Deaf and blind to children suffering
By MEL MARTIN
AS frightening as they may be, the results of a new study on people's attitudes towards child abuse did not surprise Andrew Deen.
"Child abuse is the biggest social problem in Australia, bar none," the president of the Coffs Harbour branch of Bikers Against Child Abuse (BACA) said.
"But it's like the rotten fruit at the bottom of the bowl that no one wants to touch. People just don't want to know about it.
"And as long as it stays that way, children will continue to suffer."
The Australian Childhood Foundation report, Out of Sight Out of Mind, found that child abuse was of less concern to Australians than the rising cost of petrol and problems with public transport.
It also discovered that despite research showing children rarely lie about being abused, a third of us would not believe a child telling us so, and 20 per cent of us would not know what to do if we did.
And that, according to Mr Deen, is because it's an issue we don't want to think about.
"The report found that half of people can't bear to look at pictures of children who have been abused or neglected," Mr Deen said.
"They can't stand to think about it, so they don't.
"Most people would want to protect an abused child, but they have no idea of the extent of the problem."
Yet, according to the report, over the past five years the number of reports of child abuse and neglect has more than doubled in Australia.
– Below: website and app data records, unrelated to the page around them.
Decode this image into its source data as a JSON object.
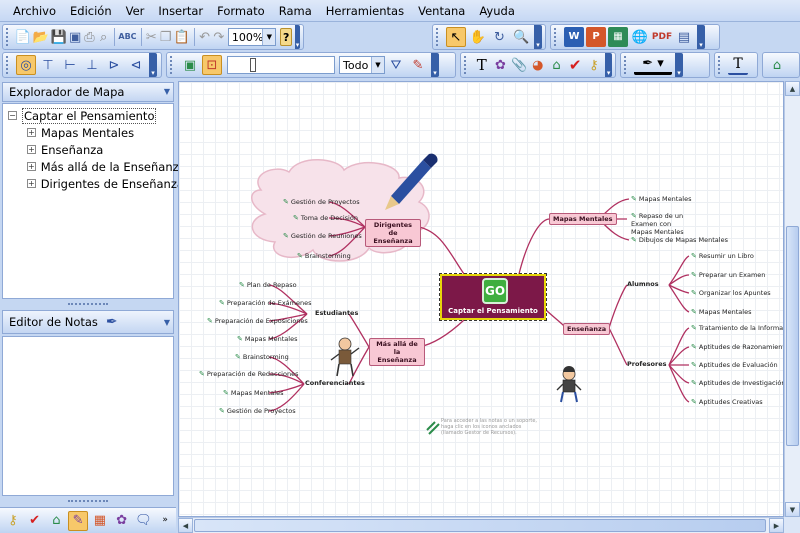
{
  "menu": [
    "Archivo",
    "Edición",
    "Ver",
    "Insertar",
    "Formato",
    "Rama",
    "Herramientas",
    "Ventana",
    "Ayuda"
  ],
  "toolbar": {
    "zoom": "100%",
    "filter": "Todo"
  },
  "map_explorer": {
    "title": "Explorador de Mapa",
    "root": "Captar el Pensamiento",
    "children": [
      "Mapas Mentales",
      "Enseñanza",
      "Más allá de la Enseñanza",
      "Dirigentes de Enseñanza"
    ]
  },
  "notes_editor": {
    "title": "Editor de Notas"
  },
  "map": {
    "central": {
      "go": "GO",
      "label": "Captar el Pensamiento"
    },
    "topics": {
      "mapas_mentales": "Mapas Mentales",
      "dirigentes": "Dirigentes de Enseñanza",
      "ensenanza": "Enseñanza",
      "alumnos": "Alumnos",
      "profesores": "Profesores",
      "mas_alla": "Más allá de la Enseñanza",
      "estudiantes": "Estudiantes",
      "conferenciantes": "Conferenciantes"
    },
    "mapas_mentales_items": [
      "Mapas Mentales",
      "Repaso de un Examen con Mapas Mentales",
      "Dibujos de Mapas Mentales"
    ],
    "dirigentes_items": [
      "Gestión de Proyectos",
      "Toma de Decisión",
      "Gestión de Reuniones",
      "Brainstorming"
    ],
    "alumnos_items": [
      "Resumir un Libro",
      "Preparar un Examen",
      "Organizar los Apuntes",
      "Mapas Mentales"
    ],
    "profesores_items": [
      "Tratamiento de la Información",
      "Aptitudes de Razonamiento",
      "Aptitudes de Evaluación",
      "Aptitudes de Investigación",
      "Aptitudes Creativas"
    ],
    "estudiantes_items": [
      "Plan de Repaso",
      "Preparación de Exámenes",
      "Preparación de Exposiciones",
      "Mapas Mentales"
    ],
    "conferenciantes_items": [
      "Brainstorming",
      "Preparación de Redacciones",
      "Mapas Mentales",
      "Gestión de Proyectos"
    ],
    "hint": [
      "Para acceder a las notas o un soporte,",
      "haga clic en los iconos anclados",
      "(llamado Gestor de Recursos)."
    ]
  },
  "colors": {
    "topic_fill": "#f8c8d4",
    "branch": "#b03060",
    "central_fill": "#7c1848",
    "central_border": "#e8d60a"
  }
}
In 2004-05, there were almost 700 new reports of child abuse per day ? that's one every two minutes and more than 252,000 over the year.
Mr Deen says BACA Coffs Harbour fully support the report's recommendation that the Federal Government develop a national child abuse prevention strategy with $50 million for a public education campaign.
"It's not enough, but it's a good start. Because unless a public education campaign brings the issue to the top of people's minds, then abuse will continue and will remain unreported," Mr Deen said.
The co-author of the report and chief executive officer of the Australian Childhood Foundation, Dr Joe Tucci, said $50 million would equate to spending less than $20 per reported case of child abuse.
"This is a small investment to make in comparison to the compelling evidence about the enormous financial, social and psychological costs of child abuse for children, families and the community as a whole," Dr Tucci said.
"Unless there is a clear understanding in the community of the nature, extent and impact of child abuse, we are fighting an uphill battle to prevent the trauma, abuse and violence experienced by hundreds of thousands of children around the country."
But the Federal Government has no plans to follow the recommendations, putting the onus on state and territory governments.
"The Australian Government is encouraging consistency between the states and territories on child protection," Families and Community Services Minister Mal Brough said.
"Children's services are run by the states and territories and I am looking forward to working with them on this issue."